Seated Woman in Blue
Paul Cézanne ( between 1902 and 1906 )
In 1939, art historian John Reward wrote that Cezanne’s Seated Woman in Blue “unquestionably one of the strongest and most complete [portraits] that Cézanne painted during the last years of his life.” The portrait conveys both a warmth of tone and somberness of mood.
The figure and its background seem to merge in the deep, rich tones of orange and blue, highlighted throughout in greens and browns. Shadowed effects are similarly modulated, whether in the skin tones or on the blank wall behind the sitter, and thick black paint outlines the forms, lending them a mysterious unity with the dark background. The energetic parallel strokes along the wall take on a life of their own. Together with the deep brown shadow slanting to the lower right, they are the most intensely gestural touches in the painting. Their activity is balanced by the jutting dashes of deep green and black that model the folds in the dress and by the flickering brown and green defining the drapery folds.

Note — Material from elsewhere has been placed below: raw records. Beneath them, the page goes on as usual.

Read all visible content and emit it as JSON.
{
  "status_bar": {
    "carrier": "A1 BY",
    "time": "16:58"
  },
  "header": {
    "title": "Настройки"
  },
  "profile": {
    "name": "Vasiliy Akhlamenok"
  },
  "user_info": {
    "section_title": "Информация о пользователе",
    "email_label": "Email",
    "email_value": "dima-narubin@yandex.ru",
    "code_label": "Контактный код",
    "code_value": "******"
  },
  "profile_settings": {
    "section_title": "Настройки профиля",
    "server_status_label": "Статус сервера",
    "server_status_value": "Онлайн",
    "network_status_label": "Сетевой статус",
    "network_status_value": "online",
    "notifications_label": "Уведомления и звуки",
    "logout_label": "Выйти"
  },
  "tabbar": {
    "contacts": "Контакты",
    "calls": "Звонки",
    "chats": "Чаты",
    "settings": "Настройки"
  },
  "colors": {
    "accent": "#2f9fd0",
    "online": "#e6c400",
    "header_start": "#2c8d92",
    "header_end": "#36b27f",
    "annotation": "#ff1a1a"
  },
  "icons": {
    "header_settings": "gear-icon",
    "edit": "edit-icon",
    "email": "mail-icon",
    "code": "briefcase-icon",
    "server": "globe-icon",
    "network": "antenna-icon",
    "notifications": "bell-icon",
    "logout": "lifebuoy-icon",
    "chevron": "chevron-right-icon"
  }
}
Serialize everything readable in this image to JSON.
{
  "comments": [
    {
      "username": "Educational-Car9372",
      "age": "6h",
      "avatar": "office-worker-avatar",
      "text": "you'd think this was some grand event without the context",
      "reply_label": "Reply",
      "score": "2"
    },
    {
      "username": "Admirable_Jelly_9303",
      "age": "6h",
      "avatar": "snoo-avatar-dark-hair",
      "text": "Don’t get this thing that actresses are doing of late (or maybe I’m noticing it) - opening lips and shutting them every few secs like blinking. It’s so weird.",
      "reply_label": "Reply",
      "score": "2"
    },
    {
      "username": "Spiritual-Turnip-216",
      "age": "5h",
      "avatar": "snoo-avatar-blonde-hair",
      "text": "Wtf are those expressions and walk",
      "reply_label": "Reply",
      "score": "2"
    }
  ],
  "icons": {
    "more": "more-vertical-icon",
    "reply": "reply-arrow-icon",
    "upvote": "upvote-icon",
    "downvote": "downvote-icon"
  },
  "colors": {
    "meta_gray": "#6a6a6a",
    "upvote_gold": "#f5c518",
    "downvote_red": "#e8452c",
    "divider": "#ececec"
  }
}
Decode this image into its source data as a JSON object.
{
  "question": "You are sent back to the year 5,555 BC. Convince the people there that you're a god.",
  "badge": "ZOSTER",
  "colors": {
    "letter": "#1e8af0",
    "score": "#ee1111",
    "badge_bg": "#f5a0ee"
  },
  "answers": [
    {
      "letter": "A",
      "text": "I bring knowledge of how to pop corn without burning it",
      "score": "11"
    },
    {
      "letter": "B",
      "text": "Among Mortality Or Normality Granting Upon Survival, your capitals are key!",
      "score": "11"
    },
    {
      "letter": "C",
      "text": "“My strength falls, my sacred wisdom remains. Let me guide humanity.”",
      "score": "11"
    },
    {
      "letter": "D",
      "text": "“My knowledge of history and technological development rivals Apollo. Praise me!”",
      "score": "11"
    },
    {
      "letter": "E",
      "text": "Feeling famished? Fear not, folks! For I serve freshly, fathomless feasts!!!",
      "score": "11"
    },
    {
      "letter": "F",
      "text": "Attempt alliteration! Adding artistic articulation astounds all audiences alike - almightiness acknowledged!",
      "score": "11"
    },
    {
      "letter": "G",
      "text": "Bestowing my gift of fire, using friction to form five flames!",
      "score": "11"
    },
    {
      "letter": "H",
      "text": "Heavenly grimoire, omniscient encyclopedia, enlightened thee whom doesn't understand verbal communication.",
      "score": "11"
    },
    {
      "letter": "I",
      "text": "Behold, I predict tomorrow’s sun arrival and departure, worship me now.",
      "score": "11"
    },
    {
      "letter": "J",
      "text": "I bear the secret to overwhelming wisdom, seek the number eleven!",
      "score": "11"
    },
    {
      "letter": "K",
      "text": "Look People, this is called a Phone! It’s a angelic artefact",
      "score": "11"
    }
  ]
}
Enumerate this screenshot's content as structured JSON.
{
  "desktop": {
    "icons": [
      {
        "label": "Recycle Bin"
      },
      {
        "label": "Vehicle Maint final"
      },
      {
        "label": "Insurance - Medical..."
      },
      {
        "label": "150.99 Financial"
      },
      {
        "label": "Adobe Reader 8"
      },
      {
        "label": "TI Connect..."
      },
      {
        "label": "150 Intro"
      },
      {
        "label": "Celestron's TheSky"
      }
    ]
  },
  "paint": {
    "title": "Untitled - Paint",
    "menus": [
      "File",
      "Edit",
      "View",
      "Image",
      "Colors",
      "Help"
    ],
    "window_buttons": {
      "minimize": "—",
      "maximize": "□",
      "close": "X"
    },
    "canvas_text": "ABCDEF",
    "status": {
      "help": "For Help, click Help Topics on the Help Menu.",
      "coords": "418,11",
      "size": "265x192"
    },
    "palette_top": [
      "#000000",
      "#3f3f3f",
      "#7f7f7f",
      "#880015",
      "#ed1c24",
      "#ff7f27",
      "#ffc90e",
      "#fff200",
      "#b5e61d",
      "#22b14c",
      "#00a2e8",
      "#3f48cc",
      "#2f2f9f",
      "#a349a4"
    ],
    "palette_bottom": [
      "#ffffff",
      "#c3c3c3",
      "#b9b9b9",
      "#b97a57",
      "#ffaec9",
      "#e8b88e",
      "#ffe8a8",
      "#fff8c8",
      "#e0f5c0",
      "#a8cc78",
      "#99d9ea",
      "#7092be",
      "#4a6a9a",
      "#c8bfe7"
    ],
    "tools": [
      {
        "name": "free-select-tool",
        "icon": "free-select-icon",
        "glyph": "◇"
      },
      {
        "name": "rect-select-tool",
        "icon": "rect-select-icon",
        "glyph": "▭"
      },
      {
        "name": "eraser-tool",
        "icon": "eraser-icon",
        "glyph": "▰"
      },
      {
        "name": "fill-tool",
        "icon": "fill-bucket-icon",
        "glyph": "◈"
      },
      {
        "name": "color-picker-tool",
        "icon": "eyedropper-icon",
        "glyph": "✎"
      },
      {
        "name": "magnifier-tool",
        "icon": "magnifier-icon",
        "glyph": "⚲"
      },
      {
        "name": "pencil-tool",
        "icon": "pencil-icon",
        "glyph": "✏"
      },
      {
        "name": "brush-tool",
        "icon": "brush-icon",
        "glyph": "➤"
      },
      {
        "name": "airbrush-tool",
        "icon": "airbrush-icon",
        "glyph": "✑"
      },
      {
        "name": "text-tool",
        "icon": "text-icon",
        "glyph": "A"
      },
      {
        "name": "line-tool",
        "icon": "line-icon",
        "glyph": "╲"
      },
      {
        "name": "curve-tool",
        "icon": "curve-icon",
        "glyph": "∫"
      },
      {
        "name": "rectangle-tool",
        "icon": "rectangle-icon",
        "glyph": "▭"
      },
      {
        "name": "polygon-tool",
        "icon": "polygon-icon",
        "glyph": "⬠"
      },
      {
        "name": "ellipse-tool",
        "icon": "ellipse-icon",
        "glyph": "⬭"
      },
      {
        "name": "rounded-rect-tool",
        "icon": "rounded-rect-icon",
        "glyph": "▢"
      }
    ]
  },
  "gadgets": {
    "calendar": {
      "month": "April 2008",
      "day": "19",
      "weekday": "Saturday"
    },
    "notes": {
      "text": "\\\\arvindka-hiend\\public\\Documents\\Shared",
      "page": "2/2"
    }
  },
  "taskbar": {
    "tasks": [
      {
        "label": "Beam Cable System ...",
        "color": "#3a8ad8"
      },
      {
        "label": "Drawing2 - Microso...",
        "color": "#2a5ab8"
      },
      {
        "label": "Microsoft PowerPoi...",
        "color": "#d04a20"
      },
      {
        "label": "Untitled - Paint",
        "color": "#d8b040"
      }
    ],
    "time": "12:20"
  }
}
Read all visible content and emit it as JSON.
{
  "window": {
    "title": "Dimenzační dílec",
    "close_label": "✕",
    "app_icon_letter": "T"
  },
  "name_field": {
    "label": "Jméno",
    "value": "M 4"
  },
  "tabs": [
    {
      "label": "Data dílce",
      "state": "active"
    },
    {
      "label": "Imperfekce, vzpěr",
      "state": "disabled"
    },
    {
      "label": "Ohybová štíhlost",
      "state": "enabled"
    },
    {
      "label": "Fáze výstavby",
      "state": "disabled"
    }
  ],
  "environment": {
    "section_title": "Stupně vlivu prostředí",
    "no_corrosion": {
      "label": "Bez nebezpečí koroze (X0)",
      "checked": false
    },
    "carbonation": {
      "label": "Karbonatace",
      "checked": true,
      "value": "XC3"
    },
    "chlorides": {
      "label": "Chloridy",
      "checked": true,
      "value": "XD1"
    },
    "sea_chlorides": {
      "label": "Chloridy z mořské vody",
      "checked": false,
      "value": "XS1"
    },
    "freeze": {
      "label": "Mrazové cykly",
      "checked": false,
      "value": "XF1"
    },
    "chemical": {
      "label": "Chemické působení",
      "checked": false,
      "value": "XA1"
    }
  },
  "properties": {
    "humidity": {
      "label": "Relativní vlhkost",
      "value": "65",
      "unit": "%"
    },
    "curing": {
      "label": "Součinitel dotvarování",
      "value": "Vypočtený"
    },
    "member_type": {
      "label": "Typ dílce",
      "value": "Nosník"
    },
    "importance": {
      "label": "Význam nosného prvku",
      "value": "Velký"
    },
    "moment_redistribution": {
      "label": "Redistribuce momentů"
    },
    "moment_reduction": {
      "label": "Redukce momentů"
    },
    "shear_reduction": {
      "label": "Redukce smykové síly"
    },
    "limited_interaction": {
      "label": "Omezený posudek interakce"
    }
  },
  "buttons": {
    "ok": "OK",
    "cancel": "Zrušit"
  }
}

The warm light that sweeps diagonally across the left illuminating the sitter’s flesh and the background textile in gold, suggests late afternoon; yet the dominant feeling of the portrait is of suspended time—the pictorial space seems to be immutable, as if existing outside of reality.
The personality of the subject hardly intrudes on formal concerns, yet the sitter’s identity remains open to scholarly debate: her identification as Madame Cézanne has had only intermittent acceptance, though Duncan Phillips purchased it as such, and in its earliest known reproduction the work was captioned “The Artist’s Wife.” This identification is now widely rejected. In Lawrence Gowing’s view, both the lack of resemblance to Madame Cézanne and the distant, formal rapport implicit between artist and sitter argue against such an identification.
The sitter‘s expression and position evoke the prevalent mood of Cézanne’s late portraits, which contain “a new note of somberness and mystery, a dark, flickering spirituality reminiscent…especially of Rembrandt…the subjects’ postures and features so often said to be inexpressive and masklike, speak eloquently of this mood.” Citing the present work’s deep shadows and volumes, the painting is characterized it as “the most fully Baroque in style of Cézanne’s late portraits.” Cezanne’s lack of intimacy with the sitter is apparent to the viewer, but her almost morose expression makes her enigmatic.